She admits, “I really owe 99% of my improvement to him this year. I didn't realise how much training you have to do to be an elite athlete and didn't believe in myself enough to commit to serious program. Rich had belief in me and showed me the best way to achieve results and how to construct a great program, it's very hard but it works! Without him I wouldn't be where I am, and I'm very grateful to be able to benefit from his ten years experience in triathlon. Yes, there are times we fall out like anyone else but for us it just works.”
Preparations have been going well, Davis recently took second place in the triathlon in Athlone and while a medal in Beijing may be a little beyond her reach a top ten finish certainly isn’t.
“I came from a swimming background so for the last year I’ve been working really hard on my running and it’s been going along very well so now I’ve been going back to concentrate on my swimming because I’d been losing a bit of confidence in it, but now we’re training really hard on the swimming, bike and with the running. I wouldn’t say I have a particular weakness, we’re just making sure that the work load is spread a lot more evenly.”

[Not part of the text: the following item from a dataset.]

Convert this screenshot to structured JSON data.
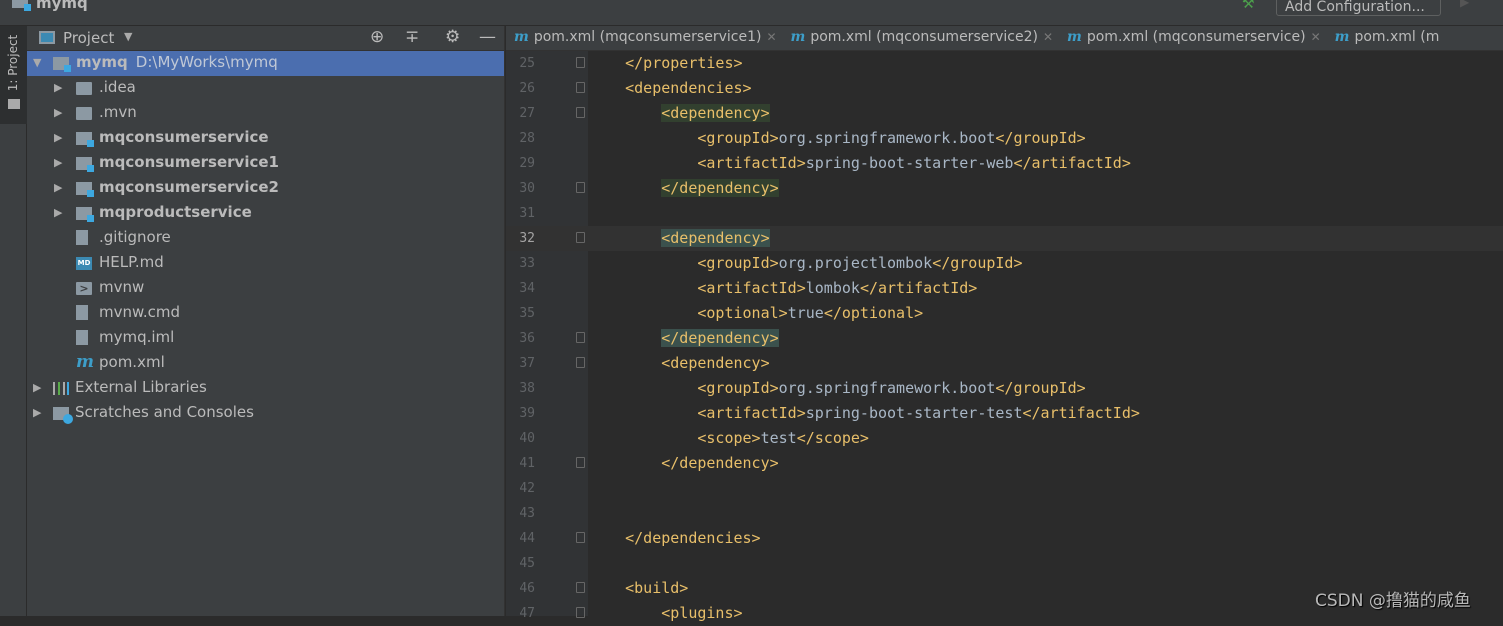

These Olympic Games may be a bonus for Davis, “Obviously 2012 is a major goal, but really at the moment, this is my first year and I'd just like to do a lot more racing,” she says and beyond Beijing, “I'd also like to win a medal at the World Student Games and the European under 23s in September.”
Even now standing at the start line at the Ming Tomb Reservoir on Monday August 10th is a thought she can’t quite believe.
“I have dreamt of racing in the Olympics since I was seven years old, it has been a major life goal for me. My aim was to qualify so now I’m just focusing on going out there and doing the best job I can, I wouldn’t like to say where I’ll come because I don’t want to put any pressure on myself. As long as I can do the best job I can on the day who knows what can happen, we’ll just see. It is just one race, a complete unknown can win it, it’s going to be interesting, we’ll find out once it’s all over.”